This is the second story of the NEIGHBORS project, published in the Anchorage Daily News and on the Anchorage Museum website. Here’s how it begins:
By the time Chef Eric DuBey flipped on the lights in the kitchen at Orso earlier this year, every surface sat under nearly two years of dust. A 22-year fixture on Fifth Avenue in downtown Anchorage, the restaurant closed hastily in March 2020. No one had been back.
“I was completely shocked. Just how the whole room felt, you know, from the last time I had been in there. It just felt deserted and abandoned,” DuBey said.
A restaurant isn’t meant to go quiet. A restaurant in a city’s core is part of a larger organism, and a lot of them have to be working — moving food, moving people, moving money — to give a downtown a pulse. Stove pilot lights stay aglow, the walk-in fridges hum, delivery trucks come and go. Line cooks, servers, dishwashers, bussers, hostesses clock-in. By 5, they welcome the town to their tables.
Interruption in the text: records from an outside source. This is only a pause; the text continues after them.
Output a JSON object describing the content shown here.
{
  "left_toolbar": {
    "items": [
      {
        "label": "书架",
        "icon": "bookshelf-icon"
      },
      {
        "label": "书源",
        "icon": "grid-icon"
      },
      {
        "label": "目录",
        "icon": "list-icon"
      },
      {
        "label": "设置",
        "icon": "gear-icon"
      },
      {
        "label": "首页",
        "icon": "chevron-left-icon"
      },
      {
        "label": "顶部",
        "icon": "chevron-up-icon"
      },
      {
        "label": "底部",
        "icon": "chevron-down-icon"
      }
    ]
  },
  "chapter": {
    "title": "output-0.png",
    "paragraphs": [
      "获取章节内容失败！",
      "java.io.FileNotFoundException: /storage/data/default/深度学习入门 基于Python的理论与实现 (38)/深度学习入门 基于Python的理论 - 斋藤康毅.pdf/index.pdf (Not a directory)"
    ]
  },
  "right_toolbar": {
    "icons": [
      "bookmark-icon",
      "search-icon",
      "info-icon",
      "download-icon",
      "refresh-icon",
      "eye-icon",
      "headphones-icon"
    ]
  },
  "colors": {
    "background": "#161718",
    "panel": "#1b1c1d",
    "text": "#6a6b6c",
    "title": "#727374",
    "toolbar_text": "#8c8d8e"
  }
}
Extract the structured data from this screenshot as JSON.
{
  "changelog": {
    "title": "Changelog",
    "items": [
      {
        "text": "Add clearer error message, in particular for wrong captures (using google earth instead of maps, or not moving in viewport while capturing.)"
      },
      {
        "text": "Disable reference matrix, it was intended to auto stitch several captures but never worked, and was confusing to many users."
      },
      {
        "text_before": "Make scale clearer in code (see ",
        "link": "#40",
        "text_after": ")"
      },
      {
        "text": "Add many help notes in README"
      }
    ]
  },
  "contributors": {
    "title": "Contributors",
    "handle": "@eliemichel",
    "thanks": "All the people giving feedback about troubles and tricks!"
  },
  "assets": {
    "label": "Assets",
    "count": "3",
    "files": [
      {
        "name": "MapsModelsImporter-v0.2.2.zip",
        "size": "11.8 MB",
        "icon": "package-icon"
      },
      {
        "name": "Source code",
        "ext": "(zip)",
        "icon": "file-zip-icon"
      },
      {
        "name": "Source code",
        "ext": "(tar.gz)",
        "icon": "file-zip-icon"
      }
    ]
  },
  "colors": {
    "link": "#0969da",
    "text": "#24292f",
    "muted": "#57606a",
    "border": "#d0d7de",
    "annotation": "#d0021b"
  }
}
After dinner, there are shows to catch, ice cream to buy, drinks at another bar. This is the way it always was in downtown Anchorage.
But the pandemic — the lockdowns, customers’ fear of infection, the lack of cruise ships, the labor crunch — shut that all down in Anchorage like it did everywhere else. Some blocks kept a few lights on, but only now are others beginning to flicker back. On show nights at the Alaska Center for the Performing Arts, it’s getting a little harder to park on Fifth Avenue. The Westmark Hotel, boarded up for years, is accepting reservations for May. And just this month, against the odds, Orso lit up again.